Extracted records
------------------------------------------------------------
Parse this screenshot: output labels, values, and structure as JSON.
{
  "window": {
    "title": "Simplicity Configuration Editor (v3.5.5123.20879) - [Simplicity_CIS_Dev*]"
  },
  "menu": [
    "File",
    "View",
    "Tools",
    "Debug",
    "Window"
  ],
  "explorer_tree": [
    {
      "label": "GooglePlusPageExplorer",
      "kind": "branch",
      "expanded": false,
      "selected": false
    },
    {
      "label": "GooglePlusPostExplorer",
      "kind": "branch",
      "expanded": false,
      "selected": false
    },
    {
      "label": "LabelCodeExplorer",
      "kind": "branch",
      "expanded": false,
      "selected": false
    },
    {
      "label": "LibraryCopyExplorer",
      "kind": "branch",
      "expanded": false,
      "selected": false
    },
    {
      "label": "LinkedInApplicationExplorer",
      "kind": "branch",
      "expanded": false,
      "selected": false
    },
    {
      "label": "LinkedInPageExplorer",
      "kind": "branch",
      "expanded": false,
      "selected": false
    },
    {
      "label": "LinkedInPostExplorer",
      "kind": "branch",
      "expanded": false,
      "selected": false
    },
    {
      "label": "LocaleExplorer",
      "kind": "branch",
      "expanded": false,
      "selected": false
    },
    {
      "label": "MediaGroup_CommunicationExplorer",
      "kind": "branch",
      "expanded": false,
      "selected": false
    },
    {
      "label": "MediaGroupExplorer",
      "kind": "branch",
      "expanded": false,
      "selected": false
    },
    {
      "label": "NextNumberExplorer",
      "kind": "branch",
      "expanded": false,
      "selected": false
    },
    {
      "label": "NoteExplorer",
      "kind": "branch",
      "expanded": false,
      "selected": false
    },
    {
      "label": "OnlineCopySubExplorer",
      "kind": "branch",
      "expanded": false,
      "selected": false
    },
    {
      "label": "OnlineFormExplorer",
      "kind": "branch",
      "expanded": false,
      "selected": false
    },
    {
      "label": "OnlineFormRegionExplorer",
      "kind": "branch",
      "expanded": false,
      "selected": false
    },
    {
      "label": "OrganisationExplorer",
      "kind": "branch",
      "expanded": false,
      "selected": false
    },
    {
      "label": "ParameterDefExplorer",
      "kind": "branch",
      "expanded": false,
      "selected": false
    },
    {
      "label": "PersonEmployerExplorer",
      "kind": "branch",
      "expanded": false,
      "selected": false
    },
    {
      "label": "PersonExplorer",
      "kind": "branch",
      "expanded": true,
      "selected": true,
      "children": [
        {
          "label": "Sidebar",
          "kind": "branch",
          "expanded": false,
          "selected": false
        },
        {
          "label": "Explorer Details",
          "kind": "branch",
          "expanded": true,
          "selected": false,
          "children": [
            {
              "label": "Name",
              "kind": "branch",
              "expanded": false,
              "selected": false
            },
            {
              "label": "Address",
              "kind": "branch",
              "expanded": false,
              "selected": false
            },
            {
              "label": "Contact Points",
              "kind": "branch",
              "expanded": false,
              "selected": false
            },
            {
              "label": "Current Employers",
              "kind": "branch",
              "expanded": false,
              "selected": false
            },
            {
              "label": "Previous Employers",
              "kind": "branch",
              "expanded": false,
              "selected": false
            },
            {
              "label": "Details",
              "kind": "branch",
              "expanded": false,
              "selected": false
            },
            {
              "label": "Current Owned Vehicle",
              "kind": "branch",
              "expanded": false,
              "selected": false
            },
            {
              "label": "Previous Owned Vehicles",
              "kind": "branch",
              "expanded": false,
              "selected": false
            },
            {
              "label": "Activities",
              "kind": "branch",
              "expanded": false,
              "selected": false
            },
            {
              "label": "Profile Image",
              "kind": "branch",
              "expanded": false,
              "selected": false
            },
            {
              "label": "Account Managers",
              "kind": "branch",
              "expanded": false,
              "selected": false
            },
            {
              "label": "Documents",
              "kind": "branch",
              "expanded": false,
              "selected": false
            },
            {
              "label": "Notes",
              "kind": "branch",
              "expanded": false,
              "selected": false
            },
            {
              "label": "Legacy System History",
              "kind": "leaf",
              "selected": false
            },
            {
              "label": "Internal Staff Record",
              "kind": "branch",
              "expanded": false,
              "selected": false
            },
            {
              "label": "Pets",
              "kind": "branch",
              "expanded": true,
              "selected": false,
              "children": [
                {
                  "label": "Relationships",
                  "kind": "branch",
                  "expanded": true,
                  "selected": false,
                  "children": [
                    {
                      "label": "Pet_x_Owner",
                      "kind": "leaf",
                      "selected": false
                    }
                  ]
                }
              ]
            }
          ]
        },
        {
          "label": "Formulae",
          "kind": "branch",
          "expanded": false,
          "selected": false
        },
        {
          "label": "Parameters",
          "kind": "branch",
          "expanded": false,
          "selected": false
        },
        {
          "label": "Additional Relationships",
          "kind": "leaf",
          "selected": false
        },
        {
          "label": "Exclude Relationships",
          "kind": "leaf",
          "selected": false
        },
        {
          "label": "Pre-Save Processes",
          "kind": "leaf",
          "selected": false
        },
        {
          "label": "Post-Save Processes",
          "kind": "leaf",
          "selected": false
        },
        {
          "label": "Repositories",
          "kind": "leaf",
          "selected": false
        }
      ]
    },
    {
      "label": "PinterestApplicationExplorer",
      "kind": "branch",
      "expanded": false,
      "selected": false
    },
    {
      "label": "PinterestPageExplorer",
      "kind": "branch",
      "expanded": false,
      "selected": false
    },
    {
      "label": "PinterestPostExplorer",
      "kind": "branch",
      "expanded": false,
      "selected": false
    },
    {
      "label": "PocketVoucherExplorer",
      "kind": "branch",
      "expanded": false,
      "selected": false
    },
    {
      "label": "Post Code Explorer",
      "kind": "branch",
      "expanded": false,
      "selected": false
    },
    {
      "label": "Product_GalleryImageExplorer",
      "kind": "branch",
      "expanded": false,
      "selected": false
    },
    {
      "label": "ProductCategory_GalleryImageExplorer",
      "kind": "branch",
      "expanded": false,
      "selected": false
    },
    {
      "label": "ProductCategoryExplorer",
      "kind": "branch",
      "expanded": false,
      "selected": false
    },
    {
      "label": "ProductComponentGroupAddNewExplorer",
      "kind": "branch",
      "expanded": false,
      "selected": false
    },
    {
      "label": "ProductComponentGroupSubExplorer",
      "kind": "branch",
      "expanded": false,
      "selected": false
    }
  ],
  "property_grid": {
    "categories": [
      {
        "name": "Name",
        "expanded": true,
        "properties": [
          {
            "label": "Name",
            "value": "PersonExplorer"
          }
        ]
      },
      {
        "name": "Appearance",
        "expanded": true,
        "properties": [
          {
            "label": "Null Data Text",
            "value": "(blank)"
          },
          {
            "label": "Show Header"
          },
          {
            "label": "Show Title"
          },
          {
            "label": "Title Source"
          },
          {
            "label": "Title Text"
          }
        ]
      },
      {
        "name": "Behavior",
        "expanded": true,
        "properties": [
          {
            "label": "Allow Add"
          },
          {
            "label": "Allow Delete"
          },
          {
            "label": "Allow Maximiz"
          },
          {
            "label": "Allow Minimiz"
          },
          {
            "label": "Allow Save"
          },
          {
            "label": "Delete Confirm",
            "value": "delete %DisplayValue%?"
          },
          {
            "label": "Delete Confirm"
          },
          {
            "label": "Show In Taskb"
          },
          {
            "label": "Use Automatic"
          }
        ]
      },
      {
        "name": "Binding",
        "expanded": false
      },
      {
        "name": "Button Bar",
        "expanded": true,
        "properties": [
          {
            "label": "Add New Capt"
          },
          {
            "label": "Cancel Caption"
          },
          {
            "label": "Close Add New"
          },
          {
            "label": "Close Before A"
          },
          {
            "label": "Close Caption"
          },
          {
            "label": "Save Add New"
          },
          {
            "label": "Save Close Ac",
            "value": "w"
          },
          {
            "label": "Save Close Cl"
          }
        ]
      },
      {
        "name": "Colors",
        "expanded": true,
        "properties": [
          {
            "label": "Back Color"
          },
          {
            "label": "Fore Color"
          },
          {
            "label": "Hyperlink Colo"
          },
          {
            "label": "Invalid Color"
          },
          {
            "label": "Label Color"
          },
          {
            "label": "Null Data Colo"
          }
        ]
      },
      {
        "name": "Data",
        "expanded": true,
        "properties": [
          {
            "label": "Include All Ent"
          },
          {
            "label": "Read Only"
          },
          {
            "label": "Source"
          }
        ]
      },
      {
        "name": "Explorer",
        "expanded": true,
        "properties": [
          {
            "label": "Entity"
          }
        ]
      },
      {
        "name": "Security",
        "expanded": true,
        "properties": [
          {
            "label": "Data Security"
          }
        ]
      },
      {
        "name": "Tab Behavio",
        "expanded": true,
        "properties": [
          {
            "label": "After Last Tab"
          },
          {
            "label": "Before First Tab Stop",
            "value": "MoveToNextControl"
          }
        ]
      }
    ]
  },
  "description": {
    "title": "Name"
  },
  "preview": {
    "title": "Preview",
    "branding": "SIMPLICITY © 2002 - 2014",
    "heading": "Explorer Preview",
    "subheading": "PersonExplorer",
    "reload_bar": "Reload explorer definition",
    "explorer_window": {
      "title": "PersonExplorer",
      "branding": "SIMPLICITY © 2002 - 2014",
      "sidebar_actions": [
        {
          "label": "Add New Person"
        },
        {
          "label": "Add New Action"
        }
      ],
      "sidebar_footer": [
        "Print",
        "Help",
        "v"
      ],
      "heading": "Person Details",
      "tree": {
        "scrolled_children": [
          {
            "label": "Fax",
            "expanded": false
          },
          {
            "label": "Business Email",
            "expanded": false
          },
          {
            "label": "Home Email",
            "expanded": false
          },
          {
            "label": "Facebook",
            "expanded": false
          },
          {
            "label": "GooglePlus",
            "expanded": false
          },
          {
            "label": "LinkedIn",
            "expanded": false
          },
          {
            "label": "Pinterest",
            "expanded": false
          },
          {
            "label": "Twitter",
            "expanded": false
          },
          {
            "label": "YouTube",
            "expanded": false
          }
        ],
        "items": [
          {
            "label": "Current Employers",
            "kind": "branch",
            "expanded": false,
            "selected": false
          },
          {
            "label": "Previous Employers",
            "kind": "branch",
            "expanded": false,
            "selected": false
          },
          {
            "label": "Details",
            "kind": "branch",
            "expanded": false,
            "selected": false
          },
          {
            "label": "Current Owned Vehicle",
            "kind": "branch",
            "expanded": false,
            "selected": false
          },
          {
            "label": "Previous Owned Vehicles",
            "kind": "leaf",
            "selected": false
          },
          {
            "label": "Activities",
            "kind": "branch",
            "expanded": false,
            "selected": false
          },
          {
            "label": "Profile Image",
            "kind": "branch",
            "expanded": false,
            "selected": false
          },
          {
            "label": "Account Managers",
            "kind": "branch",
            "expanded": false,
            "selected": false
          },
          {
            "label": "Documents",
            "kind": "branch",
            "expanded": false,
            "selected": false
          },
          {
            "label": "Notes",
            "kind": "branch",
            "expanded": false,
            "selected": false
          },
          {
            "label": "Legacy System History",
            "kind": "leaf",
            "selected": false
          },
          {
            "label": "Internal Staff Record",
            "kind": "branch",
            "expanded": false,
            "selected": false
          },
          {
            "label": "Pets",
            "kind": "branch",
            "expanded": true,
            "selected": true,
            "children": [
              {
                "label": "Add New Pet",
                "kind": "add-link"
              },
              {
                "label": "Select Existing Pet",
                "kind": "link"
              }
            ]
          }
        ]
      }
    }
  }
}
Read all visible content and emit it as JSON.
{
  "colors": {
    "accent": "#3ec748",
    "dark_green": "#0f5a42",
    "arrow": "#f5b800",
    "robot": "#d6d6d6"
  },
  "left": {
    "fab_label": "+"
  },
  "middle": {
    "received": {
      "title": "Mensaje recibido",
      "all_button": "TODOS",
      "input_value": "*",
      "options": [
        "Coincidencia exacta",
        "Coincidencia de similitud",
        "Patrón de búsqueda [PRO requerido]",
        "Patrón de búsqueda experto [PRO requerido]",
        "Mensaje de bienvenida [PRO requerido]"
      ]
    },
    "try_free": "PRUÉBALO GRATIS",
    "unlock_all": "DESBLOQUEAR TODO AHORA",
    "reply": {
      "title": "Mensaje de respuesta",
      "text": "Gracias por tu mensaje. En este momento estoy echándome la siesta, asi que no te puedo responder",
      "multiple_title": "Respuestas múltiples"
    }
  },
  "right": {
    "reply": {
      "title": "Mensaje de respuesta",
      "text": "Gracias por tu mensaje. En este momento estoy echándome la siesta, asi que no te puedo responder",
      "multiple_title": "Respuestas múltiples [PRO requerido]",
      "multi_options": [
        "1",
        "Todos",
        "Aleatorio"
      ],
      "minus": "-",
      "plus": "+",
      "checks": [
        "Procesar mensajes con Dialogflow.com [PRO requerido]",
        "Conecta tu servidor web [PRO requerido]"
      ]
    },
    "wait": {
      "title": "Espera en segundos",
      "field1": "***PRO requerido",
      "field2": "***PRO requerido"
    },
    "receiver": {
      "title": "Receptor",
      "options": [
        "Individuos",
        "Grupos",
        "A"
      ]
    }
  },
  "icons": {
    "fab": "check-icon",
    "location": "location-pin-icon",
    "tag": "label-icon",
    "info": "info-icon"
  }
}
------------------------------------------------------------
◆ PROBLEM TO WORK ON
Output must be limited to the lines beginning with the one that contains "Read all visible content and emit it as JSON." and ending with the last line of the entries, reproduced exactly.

◆ TASK RESULT
Read all visible content and emit it as JSON.
{
  "colors": {
    "accent": "#3ec748",
    "dark_green": "#0f5a42",
    "arrow": "#f5b800",
    "robot": "#d6d6d6"
  },
  "left": {
    "fab_label": "+"
  },
  "middle": {
    "received": {
      "title": "Mensaje recibido",
      "all_button": "TODOS",
      "input_value": "*",
      "options": [
        "Coincidencia exacta",
        "Coincidencia de similitud",
        "Patrón de búsqueda [PRO requerido]",
        "Patrón de búsqueda experto [PRO requerido]",
        "Mensaje de bienvenida [PRO requerido]"
      ]
    },
    "try_free": "PRUÉBALO GRATIS",
    "unlock_all": "DESBLOQUEAR TODO AHORA",
    "reply": {
      "title": "Mensaje de respuesta",
      "text": "Gracias por tu mensaje. En este momento estoy echándome la siesta, asi que no te puedo responder",
      "multiple_title": "Respuestas múltiples"
    }
  },
  "right": {
    "reply": {
      "title": "Mensaje de respuesta",
      "text": "Gracias por tu mensaje. En este momento estoy echándome la siesta, asi que no te puedo responder",
      "multiple_title": "Respuestas múltiples [PRO requerido]",
      "multi_options": [
        "1",
        "Todos",
        "Aleatorio"
      ],
      "minus": "-",
      "plus": "+",
      "checks": [
        "Procesar mensajes con Dialogflow.com [PRO requerido]",
        "Conecta tu servidor web [PRO requerido]"
      ]
    },
    "wait": {
      "title": "Espera en segundos",
      "field1": "***PRO requerido",
      "field2": "***PRO requerido"
    },
    "receiver": {
      "title": "Receptor",
      "options": [
        "Individuos",
        "Grupos",
        "A"
      ]
    }
  },
  "icons": {
    "fab": "check-icon",
    "location": "location-pin-icon",
    "tag": "label-icon",
    "info": "info-icon"
  }
}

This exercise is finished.